As with much else in the modern era of the game, football shirts have become another way with which clubs can make more money. The front real estate is sold to whichever corporate sponsor is willing to pay the highest amount of money whilst the back belongs to players’ names, a nice little additional bonus for selling shirts. Then there is the actual look of the shirts which changes annually – even if minimally – so as to cash in on fans’ need to display their love of their club.
There is only a small piece of the football shirt that has remained untouched and untarnished: the part that holds the club badge. It remains, rightly, placed closest to the heart because it is the badge that symbolises the heartbeat of the club; it is the badge that the fans see as the true representation of their club.
Yet even this occasionally comes under attack from those looking to alter it. Sometimes those changes are borne out of a genuine desire to improve, often they are not.
When AS Roma decided to alter their emblem, it was one of the few instances of the former. They went for the images of Romulus and Remus suckling a she-wolf, an icon that represents the city of Rome to the world. With it the club was showing that they were truly the football team of this great city.
It is a nice enough badge but in making the change they had lost a link to the club’s past. The simple yet iconic wolf head emblem – the Lupetto – had adorned AS Roma shirts during the glory days of the eighties when they won the league and were a penalty kick away from reigning over Europe.
Whereas the new badge could have been mistaken for that of any Roman entity, the Lupetto was the unquestionable symbol of AS Roma. It is something that those currently tasked with running the club must have realised as well because when Roma launched the new away kit for the 2016-17 season, they went once again with the lupetto.
“Obviously I was very happy with the re-use of this symbol in the new AS Roma away kit.
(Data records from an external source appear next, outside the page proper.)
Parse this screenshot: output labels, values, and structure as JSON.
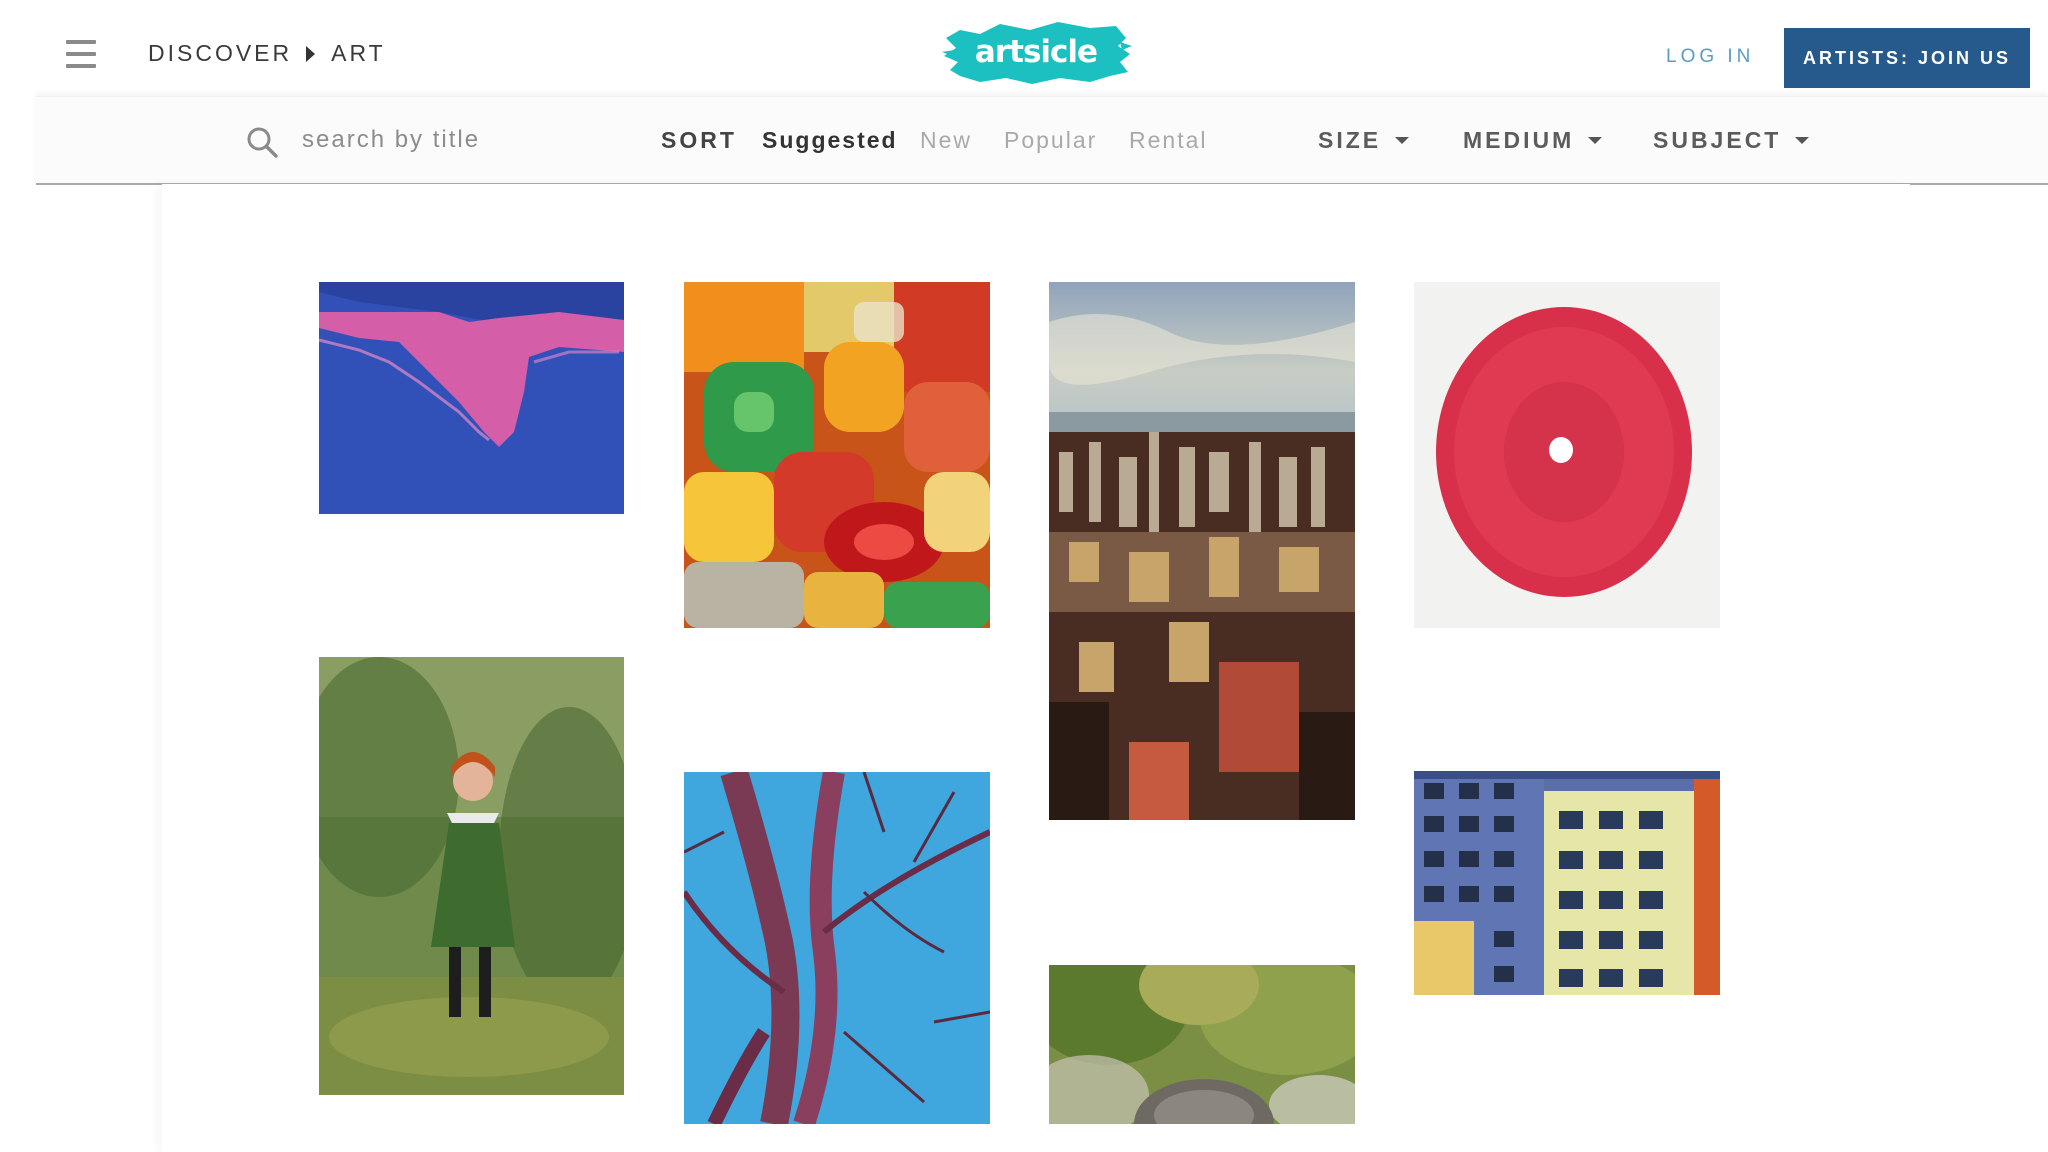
{
  "header": {
    "menu_icon": "hamburger-menu-icon",
    "breadcrumb": [
      "DISCOVER",
      "ART"
    ],
    "logo_text": "artsicle",
    "login_label": "LOG IN",
    "join_label": "ARTISTS: JOIN US"
  },
  "filters": {
    "search_placeholder": "search by title",
    "sort_label": "SORT",
    "sort_options": [
      "Suggested",
      "New",
      "Popular",
      "Rental"
    ],
    "sort_selected": "Suggested",
    "dropdowns": [
      "SIZE",
      "MEDIUM",
      "SUBJECT"
    ]
  },
  "colors": {
    "brand_teal": "#1cc0c0",
    "join_button": "#265a8c",
    "login_link": "#5b9bc4"
  },
  "artworks": [
    {
      "subject": "pink legs on blue"
    },
    {
      "subject": "colorful gummy letters"
    },
    {
      "subject": "city skyline aerial"
    },
    {
      "subject": "red circle drawing"
    },
    {
      "subject": "girl in green coat"
    },
    {
      "subject": "tree branches against blue sky"
    },
    {
      "subject": "tree canopy view"
    },
    {
      "subject": "colorful building facade"
    }
  ]
}
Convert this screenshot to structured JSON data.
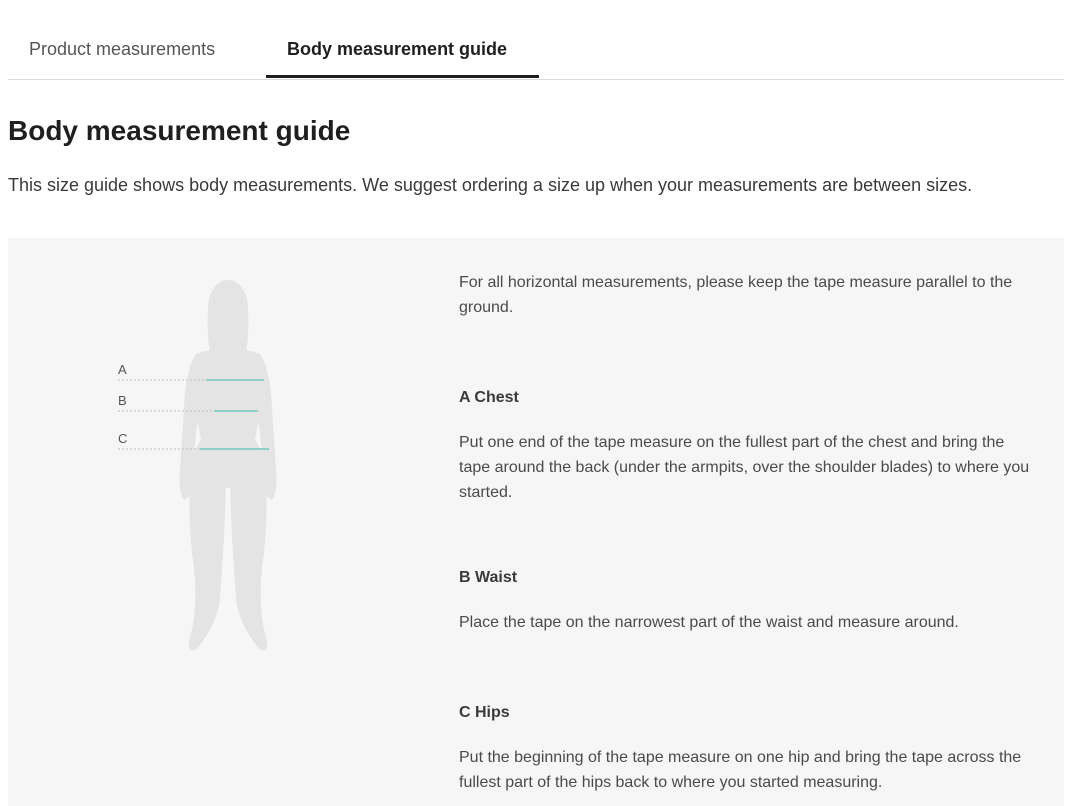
{
  "tabs": [
    {
      "label": "Product measurements"
    },
    {
      "label": "Body measurement guide"
    }
  ],
  "page_title": "Body measurement guide",
  "intro": "This size guide shows body measurements. We suggest ordering a size up when your measurements are between sizes.",
  "figure": {
    "labels": [
      "A",
      "B",
      "C"
    ],
    "line_color": "#8fcfc8",
    "body_color": "#e4e4e4"
  },
  "guide": {
    "horizontal_note": "For all horizontal measurements, please keep the tape measure parallel to the ground.",
    "sections": [
      {
        "title": "A Chest",
        "text": "Put one end of the tape measure on the fullest part of the chest and bring the tape around the back (under the armpits, over the shoulder blades) to where you started."
      },
      {
        "title": "B Waist",
        "text": "Place the tape on the narrowest part of the waist and measure around."
      },
      {
        "title": "C Hips",
        "text": "Put the beginning of the tape measure on one hip and bring the tape across the fullest part of the hips back to where you started measuring."
      }
    ]
  },
  "colors": {
    "active_tab_underline": "#1f1f1f",
    "panel_background": "#f6f6f6"
  }
}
It couldn’t have been otherwise. And, as far as I am aware, it has been greatly welcomed by the fans who here in Rome are very demanding.”
That is the view of Piero Gratton, the man who in the late seventies designed the Lupetto badge.
For over twenty five years, Gratton worked with RAI (the Italian state television entity) creating the logos for its programming. So iconic were his designs that his work remains in use to this day. It was that work which opened up to opportunity to work for AS Roma.
“It was the 1975-76 and the AS Roma owner Gaetano Anzalone needed to improve the club’s finances to improve the team and buy more high profile players,” he recalls. “Among the ideas put forward to achieve this there was the opportunity to put forward an innovative marketing and merchandising operation.”
“AS Roma did not have a copyrighted symbol. So it was decided to create a new one which could be trademarked and then sold to earn royalties.”
“Since I was a pretty well-known graphic designer both for my work with RAI TG2 and in field of international sporting events, I was chosen as the person to carry out this work which at the time was the first of its kind in Italy.”
The task itself was quite a straightforward one. “The wolf image has forever been the symbol of Rome, ever since the city was founded. It was decided to focus on this symbol but design it in a simple and synthetic manner so that it would be easy to reproduce.”
“To accompany it I chose the Helvetic Medium font with the letter ‘A’ merged with the ‘S’, all of which was encircled by the club colours of red and orange.”
“The co-ordination exercise meant the restyling of everything within the club including the playing kit to fit in with the new guidelines. The shirt was extremely innovative for the time but was needed to highlight the new when compared to the past.”
Not only was the new kit innovative but it was also so stylistically attractive that it remains a favourite of many till this day.
Yet everything could have changed early on. “When Anzalone era came to a close, Dino Viola took over. He was an educated and kind person; a huge Roma fan. Naturally he had his own ideas but the train had already left the station.”
“At times he tried, albeit perhaps not with a lot of conviction, to add this to this symbol that hadn’t come about in his time. I remember that on a number of occasions he asked me if could slightly narrow the mouth of the lupetto but it all ended there. I have a good memory of him.”
The success of Gratton’s work at Roma meant that other clubs approached him to take up similar work, including Bari for whom he did the iconic badge that David Platt wore when he played for them in the nineties. It also brought him to the attention of those running the game.
“The work I did for AS Roma brought me into contact with the then UEFA president and FIFA vice-president Artemio Franchi. He was an extraordinary person and an unmatched Italian sport administrator who unfortunately died in a car accident.”
“With him I worked on a number of events organised by UEFA. Many of the symbols I created became icons of the most important footballing events of the 80s and 90s.”
“Today a lot has changed in the world of football and, unfortunately, to the worse. There are too many people trying to make money off this extraordinary and hugely popular sport.”
All of which brings us full circle to the argument that the badge is the only untarnished part of the modern football kit, the only part with which fans truly appreciate.
“One time I found myself in the Roma Prima Porta cemetery in the section where children are buried. On the ground the parents place small toys that these unfortunate children most loved. Among these there were a lot of flags with AS Roma’s lupetto badge that had come to symbolise their fantasy and passion.”
“It was a sight that really touched me and to this day the thought moves me.”